WHO report highlights TB as a top priority for research and development of new antibiotics
19 September 2017, Geneva - The dire situation relating to the lack of new antibiotics for drug-resistant tuberculosis (TB) and other priority pathogens was highlighted in two reports released by the World Health Organization (WHO) on the margins of the the 72nd Session of the United Nations General Assembly in New York.
“Antimicrobial resistance is a global health emergency that will seriously jeopardize progress in modern medicine,” said Dr Tedros Adhanom Ghebreyesus, Director-General of WHO while releasing the report at a Joint reception held by WHO and the Stop TB Partnership. “There is an urgent need for more investment in research and development for antibiotic-resistant infections including TB, otherwise we will be forced back to a time when people feared common infections and risked their lives from minor surgery.”
Antimicrobial resistance threatens the prevention and treatment of a wide range of bacterial infections, including tuberculosis (TB). With more than half a million new cases of multidrug-resistant TB (MDR-TB) occurring each year, - many of whom die - Mycobacterium tuberculosis remains a priority pathogen for continued research and development (R&D) of new antibiotics.
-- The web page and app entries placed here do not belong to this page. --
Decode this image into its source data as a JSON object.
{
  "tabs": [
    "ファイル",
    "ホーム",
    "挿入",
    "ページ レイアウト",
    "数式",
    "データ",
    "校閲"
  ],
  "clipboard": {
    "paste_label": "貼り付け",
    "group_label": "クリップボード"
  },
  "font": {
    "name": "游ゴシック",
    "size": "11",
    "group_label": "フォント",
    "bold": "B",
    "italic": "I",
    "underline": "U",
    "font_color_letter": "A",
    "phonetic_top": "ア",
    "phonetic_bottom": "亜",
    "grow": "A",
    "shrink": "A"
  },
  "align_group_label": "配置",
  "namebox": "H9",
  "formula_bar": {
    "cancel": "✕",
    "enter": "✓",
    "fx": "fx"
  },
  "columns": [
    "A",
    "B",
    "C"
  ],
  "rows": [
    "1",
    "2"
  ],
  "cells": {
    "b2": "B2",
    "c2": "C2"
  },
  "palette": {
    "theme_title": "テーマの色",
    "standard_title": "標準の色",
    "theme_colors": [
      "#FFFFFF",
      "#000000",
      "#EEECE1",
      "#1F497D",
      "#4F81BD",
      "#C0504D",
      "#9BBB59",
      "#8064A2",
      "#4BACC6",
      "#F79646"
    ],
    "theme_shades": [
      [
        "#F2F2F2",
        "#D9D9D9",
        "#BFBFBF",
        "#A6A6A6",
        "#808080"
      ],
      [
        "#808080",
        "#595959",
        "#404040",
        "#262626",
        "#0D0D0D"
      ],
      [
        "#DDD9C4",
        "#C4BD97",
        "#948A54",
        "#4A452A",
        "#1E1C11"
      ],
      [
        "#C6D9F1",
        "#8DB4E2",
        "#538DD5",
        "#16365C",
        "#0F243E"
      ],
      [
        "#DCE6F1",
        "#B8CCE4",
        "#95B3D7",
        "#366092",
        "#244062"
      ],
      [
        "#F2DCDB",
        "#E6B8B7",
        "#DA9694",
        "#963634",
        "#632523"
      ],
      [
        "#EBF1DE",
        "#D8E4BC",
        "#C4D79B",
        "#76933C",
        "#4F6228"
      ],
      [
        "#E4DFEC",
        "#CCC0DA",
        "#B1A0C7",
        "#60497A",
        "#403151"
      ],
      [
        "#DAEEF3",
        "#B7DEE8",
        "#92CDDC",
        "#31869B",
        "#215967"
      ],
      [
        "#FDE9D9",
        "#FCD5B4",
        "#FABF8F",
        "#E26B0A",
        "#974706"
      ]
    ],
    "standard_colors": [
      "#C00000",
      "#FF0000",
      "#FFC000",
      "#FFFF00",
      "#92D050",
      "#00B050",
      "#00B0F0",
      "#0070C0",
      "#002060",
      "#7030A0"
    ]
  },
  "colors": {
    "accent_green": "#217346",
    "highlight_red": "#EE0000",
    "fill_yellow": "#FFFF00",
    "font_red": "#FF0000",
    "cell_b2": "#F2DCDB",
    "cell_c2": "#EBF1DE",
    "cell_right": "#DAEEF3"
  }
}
For centuries, TB has had serious public health, economic and social implications. In the last 20 years, MDR-TB has emerged across the world, threatening to undermine the gains made in control of the TB epidemic.
“The combination of growing antimicrobial resistance and a scarce pipeline of medicines have severe implications for the health of populations worldwide. The prioritization of M. tuberculosis in R&D agendas is therefore crucial to alleviate some of the typical bottlenecks associated with the development of new anti-TB medicines. This could go a long way in stimulating more engagement from the pharmaceutical industry and other research institutions to address the global MDR-TB crisis” said Dr Mario Raviglione, Director of the WHO Global TB Programme.
In line with the objectives of the Global Action Plan on Antimicrobial Resistance, the prioritization of pathogens should focus and guide increased investment in research into discovery and development of new antibiotics. “Only two new medicines for treatment of MDR-TB - bedaquiline and delamanid – have reached the market in the last few years, a first time ever that truly new medicines for MDR-TB has been developed” said Dr Karin Weyer, Coordinator of Laboratories, Diagnostics and Drug Resistance at the WHO Global TB Programme. “however, treatment of MDR-TB requires multidrug therapy and completely new regimens, without which people with MDR-TB will continue to need highly toxic, much less effective and costly second-line medicines.”
The two reports are a collaborative effort by the Department of Essential Medicines and the Global TB Programmme at WHO. The reports highlight serious lack of new antibiotics under development to combat the growing threat of antimicrobial resistance. “Pharmaceutical companies and researchers must urgently focus on new antibiotics against certain types of extremely serious infections that can kill patients in a matter of days because we have no line of defence,” says Dr Suzanne Hill, Director of the Department of Essential Medicines at WHO.
TB is one of the top 10 causes of death worldwide, resulting from persistence inequities in access to high-quality diagnostics, treatment & care services. The threat of drug-resistant TB can overturn the achievements made in controlling TB epidemics in recent times. Highlighting M. tuberculosis as a priority pathogen represents an opportunity to act, foster research and discovery, and confront a disease that continues to affect millions of people.